Below are the records. List every line holding the word "problem".

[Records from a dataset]
:::::
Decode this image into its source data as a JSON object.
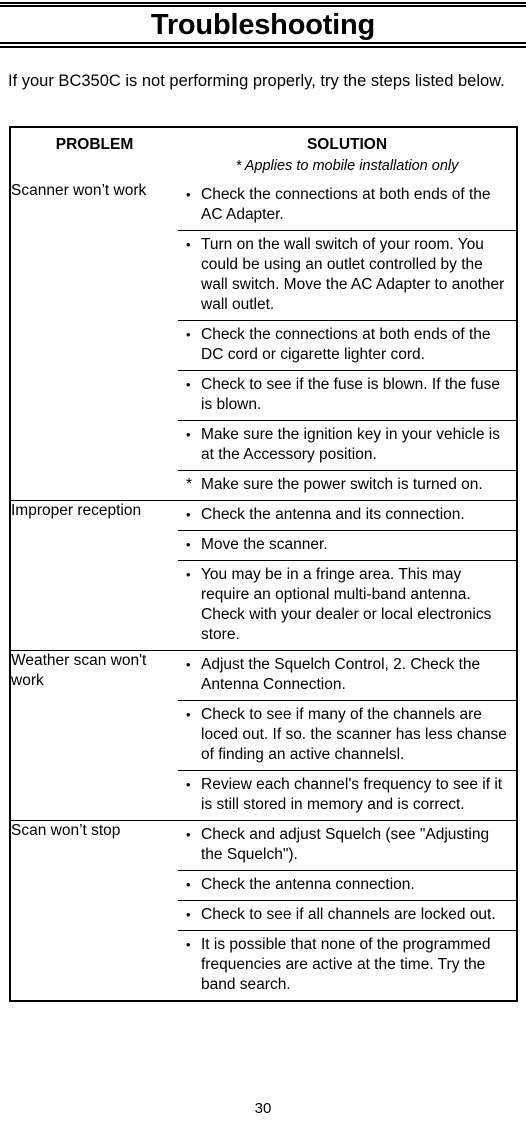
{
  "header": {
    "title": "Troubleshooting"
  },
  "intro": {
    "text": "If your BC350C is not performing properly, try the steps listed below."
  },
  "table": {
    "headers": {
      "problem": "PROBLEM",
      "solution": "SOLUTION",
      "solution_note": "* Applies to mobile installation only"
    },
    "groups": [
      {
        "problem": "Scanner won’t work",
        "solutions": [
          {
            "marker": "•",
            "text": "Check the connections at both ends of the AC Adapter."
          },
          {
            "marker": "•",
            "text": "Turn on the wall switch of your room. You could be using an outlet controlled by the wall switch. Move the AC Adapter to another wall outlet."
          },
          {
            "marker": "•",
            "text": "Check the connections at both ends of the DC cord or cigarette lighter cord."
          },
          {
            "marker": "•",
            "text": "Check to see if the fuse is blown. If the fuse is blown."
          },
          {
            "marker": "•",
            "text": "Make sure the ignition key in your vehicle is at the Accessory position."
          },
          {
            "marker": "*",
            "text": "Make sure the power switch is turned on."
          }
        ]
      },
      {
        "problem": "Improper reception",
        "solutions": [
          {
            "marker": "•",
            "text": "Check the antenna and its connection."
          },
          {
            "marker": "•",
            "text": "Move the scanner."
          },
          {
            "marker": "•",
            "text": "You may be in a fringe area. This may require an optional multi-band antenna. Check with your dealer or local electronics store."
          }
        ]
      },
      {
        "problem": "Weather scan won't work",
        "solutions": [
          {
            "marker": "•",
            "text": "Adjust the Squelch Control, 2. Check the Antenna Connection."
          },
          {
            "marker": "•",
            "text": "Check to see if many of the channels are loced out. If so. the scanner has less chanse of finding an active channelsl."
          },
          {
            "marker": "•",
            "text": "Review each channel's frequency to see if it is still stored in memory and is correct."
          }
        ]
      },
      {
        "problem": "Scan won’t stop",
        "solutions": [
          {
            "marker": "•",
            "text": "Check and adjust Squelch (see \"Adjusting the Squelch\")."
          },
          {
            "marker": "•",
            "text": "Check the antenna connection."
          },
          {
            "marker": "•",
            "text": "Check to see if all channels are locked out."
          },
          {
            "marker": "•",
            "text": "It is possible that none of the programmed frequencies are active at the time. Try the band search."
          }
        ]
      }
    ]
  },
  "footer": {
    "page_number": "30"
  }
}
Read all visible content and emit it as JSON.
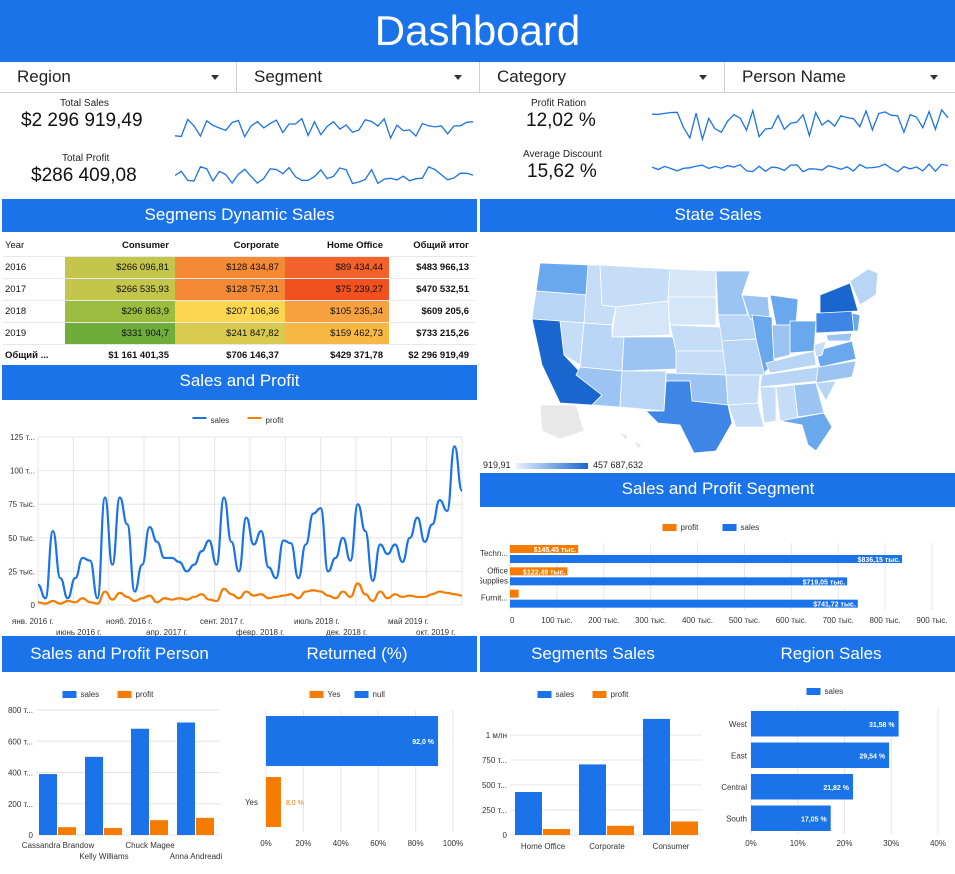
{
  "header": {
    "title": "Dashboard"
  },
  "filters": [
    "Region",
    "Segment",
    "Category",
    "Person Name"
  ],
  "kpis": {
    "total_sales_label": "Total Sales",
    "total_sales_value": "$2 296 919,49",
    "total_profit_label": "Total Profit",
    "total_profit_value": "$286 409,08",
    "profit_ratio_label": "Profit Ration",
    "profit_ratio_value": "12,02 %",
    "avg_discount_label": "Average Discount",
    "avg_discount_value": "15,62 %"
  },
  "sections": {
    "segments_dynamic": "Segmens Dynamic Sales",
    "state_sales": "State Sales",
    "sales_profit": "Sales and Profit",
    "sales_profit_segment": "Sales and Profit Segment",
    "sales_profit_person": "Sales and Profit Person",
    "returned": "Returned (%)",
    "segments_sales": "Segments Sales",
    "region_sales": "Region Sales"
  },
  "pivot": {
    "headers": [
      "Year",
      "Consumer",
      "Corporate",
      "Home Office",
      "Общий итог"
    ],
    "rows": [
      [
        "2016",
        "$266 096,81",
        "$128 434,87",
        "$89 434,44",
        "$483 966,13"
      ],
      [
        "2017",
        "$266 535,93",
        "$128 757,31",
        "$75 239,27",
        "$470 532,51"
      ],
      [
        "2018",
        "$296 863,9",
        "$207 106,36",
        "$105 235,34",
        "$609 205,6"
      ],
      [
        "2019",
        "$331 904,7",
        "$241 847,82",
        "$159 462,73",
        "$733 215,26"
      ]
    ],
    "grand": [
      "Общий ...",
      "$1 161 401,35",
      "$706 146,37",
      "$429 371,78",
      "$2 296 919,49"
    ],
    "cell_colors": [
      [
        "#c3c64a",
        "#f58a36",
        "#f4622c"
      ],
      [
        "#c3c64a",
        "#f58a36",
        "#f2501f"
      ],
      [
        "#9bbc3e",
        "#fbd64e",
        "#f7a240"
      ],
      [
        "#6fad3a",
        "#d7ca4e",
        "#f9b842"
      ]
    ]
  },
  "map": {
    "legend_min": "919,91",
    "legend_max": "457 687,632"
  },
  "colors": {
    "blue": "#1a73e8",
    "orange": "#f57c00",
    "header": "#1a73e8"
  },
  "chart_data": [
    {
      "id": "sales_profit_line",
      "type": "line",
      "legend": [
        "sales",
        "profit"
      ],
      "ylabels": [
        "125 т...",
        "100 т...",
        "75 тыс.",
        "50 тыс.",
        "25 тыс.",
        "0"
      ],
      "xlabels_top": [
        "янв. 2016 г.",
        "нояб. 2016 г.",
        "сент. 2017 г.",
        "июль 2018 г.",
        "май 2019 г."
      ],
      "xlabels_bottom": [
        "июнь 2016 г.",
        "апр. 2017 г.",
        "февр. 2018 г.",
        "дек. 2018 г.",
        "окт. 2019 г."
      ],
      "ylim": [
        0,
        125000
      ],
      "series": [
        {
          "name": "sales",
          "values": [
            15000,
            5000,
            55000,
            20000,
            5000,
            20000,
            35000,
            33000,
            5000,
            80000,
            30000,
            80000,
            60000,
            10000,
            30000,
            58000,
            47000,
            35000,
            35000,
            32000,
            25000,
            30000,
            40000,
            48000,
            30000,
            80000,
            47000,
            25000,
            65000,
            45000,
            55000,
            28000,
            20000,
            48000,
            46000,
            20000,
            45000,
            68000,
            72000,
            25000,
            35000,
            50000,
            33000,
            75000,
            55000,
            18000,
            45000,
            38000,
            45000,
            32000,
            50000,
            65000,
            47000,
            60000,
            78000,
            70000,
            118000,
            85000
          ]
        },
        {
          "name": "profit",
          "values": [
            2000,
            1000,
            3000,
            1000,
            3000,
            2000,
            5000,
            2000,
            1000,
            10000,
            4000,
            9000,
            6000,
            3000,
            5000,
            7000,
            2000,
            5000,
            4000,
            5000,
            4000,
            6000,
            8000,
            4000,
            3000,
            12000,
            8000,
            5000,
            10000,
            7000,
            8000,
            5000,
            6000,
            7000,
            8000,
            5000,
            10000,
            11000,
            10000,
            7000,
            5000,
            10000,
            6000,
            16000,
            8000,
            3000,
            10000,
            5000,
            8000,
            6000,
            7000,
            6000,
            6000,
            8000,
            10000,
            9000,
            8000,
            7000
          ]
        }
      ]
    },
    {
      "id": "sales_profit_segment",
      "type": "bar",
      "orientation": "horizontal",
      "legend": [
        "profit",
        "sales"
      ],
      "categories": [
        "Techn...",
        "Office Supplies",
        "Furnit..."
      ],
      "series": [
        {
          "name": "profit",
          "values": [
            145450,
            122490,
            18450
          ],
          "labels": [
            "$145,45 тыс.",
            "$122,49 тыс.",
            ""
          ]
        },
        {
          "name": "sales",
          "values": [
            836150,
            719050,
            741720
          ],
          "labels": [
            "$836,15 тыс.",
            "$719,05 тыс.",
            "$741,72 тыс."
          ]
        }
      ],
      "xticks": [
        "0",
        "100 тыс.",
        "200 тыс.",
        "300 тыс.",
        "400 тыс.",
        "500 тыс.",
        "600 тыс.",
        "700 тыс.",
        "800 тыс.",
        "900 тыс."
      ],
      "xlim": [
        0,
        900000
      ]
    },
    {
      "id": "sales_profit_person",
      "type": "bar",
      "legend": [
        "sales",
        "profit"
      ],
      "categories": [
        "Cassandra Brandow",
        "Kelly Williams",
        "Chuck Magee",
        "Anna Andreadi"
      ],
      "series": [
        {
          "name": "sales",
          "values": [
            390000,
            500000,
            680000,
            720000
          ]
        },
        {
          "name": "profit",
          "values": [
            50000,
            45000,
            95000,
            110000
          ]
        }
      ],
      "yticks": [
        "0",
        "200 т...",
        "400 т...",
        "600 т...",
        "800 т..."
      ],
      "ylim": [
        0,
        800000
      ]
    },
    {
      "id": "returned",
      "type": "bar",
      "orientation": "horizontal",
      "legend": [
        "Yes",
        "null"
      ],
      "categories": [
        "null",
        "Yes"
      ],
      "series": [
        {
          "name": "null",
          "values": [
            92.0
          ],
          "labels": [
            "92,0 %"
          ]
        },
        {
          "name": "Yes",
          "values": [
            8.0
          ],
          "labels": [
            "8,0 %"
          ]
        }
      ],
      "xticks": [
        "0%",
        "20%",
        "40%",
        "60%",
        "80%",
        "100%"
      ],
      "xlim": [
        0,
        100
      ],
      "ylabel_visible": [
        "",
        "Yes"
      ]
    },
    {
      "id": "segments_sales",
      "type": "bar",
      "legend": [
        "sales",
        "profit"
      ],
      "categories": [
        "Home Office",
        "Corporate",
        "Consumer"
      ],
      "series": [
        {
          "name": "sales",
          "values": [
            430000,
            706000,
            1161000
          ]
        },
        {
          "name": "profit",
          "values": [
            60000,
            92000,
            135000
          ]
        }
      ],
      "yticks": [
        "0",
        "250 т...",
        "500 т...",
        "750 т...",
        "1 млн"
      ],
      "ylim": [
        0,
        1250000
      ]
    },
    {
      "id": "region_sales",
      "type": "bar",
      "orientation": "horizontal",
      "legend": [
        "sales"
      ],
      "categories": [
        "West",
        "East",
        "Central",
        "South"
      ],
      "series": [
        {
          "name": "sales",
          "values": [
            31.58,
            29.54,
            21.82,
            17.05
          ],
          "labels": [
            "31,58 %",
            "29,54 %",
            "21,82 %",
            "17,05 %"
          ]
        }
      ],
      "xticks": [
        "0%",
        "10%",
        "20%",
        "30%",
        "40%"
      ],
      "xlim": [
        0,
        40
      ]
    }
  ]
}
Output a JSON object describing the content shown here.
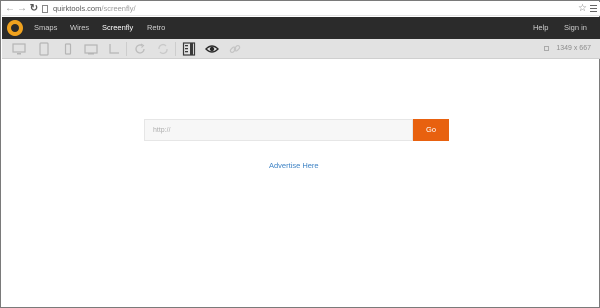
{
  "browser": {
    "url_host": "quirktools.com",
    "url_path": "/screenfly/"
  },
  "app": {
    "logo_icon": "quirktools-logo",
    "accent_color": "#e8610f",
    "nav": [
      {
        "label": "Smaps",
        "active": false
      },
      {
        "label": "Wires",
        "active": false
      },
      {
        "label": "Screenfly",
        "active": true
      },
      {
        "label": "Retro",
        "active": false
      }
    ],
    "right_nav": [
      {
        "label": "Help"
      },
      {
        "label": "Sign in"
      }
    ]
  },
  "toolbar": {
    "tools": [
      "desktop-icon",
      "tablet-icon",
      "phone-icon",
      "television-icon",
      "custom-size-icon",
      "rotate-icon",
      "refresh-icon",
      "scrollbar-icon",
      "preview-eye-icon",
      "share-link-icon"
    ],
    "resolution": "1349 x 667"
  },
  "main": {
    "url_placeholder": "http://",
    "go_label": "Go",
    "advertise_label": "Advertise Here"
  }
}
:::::
FINISHED EXERCISE -
      "problem": "PROBLEM",
        "problem": "Scanner won’t work",
        "problem": "Improper reception",
        "problem": "Weather scan won't work",
        "problem": "Scan won’t stop",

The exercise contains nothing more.